When Prohibition was repealed in 1933, the owners Archie Wilson and his partner, Robert J. Thirwell reopened the bar. They obtained their liquor license on March 30, 1935 and built on to the back of the building making room for slot machines, roulette wheels, and gaming tables. These changes accommodated a thriving gambling clientele in the back room and newly legal drinkers in the front.

Since 1907 and continuing even through Prohibition the Mint bar has been a gathering place to talk shop about ranching, hunting, artisan work and business.  The doors are open to cowboys, ranchers, and dudes to come in socialize and tip back a cold one.  This tradition continues today with the catch phrase “Meet you at the Mint,” being used by patrons far and wide.


The Mint received a complete overhaul in the late 1940’s. The rustic style and red cedar bar that remains today replaced the old stamped tin ceilings and mahogany bar. Cedar shingle brands adorn the walls of the Mint and are the work of L.L. McVean who owned the bar from 1943-1974. “Mac took a soldiering iron, an electric needle, and a brand book one day and started to work; as a result, the walls of the Mint are an encyclopedia of over 9000 slabs of local brands.”  Much of the wild game adorning the bar was a result of Mac and local entrepreneur Sam Mavrakis’ trip to the Yukon in the 1950’s.  “Those two Dall sheep,” Sam pointed to some of the trophy heads on the wall of the Mint, in a 1985 interview.  “Three grizzlies – we made rugs out them – those two caribou, a moose, that wolverine, that black wolf.  In 18 days we got all those.”

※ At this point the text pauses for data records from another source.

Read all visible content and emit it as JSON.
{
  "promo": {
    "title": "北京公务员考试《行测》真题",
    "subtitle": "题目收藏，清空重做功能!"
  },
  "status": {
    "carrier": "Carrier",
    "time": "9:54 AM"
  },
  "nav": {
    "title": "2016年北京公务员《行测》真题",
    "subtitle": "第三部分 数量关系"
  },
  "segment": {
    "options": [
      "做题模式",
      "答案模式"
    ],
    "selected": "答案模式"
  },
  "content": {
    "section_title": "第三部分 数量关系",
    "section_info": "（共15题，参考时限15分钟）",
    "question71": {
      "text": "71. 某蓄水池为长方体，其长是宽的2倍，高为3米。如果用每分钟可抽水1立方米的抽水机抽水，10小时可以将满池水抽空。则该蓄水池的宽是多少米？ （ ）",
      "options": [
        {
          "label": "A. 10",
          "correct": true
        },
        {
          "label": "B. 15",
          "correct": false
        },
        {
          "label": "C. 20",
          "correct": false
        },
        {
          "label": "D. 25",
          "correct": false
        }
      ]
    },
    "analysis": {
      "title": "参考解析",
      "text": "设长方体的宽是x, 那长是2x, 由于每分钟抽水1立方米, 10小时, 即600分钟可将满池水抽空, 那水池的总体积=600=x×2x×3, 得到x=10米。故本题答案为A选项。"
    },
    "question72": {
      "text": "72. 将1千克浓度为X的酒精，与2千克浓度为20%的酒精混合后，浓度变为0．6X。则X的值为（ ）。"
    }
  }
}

Bud Wolfe, who bartended at the Mint from 1945-1979, was interviewed in 1985. He remembered his favorite customers were the old rodeo cowboys from “back when rodeoing meant long thirsty drives between towns and the cowboys stayed in one place longer than an eight-second bull ride. I used to know so many of them guys…” Bud recalls. “…Shawn Davis, the Linderman boys, J.D. McKenna, Fred Lewis. But they don’t hang around anymore, the professionals. They draw their stock, they fly in, they use their stock and by then they’re headed down to Cheyenne.”

But the Mint remains.  A landmark and a place where the grandchildren and great- grandchildren of those who built, cultivated, ranched, farmed and lived in Sheridan go to toss a cold one back and catch up on all the news.  “And it’s one of the friendliest places in town.” Sam Mavrakis said in 1985. “I came in here and kissed three girls right away.”

The Mint is so well-known that when Queen Elizabeth visited Sheridan in 1985 there was a rumor she would visit the Mint. While the Queen didn’t make it inside the bar a wire service photograph, sent throughout the country, showed a beaming Queen Elizabeth with the Mint’s neon cowboy glowing in the background.

So there ya have it folks a brief overview of the saloon where Cal was tossin’ a few back before things went South!

Cookie! Stop jawin’ with the cowpokes and tellin’ tales taller than the Big Horns, we’ve got places to go!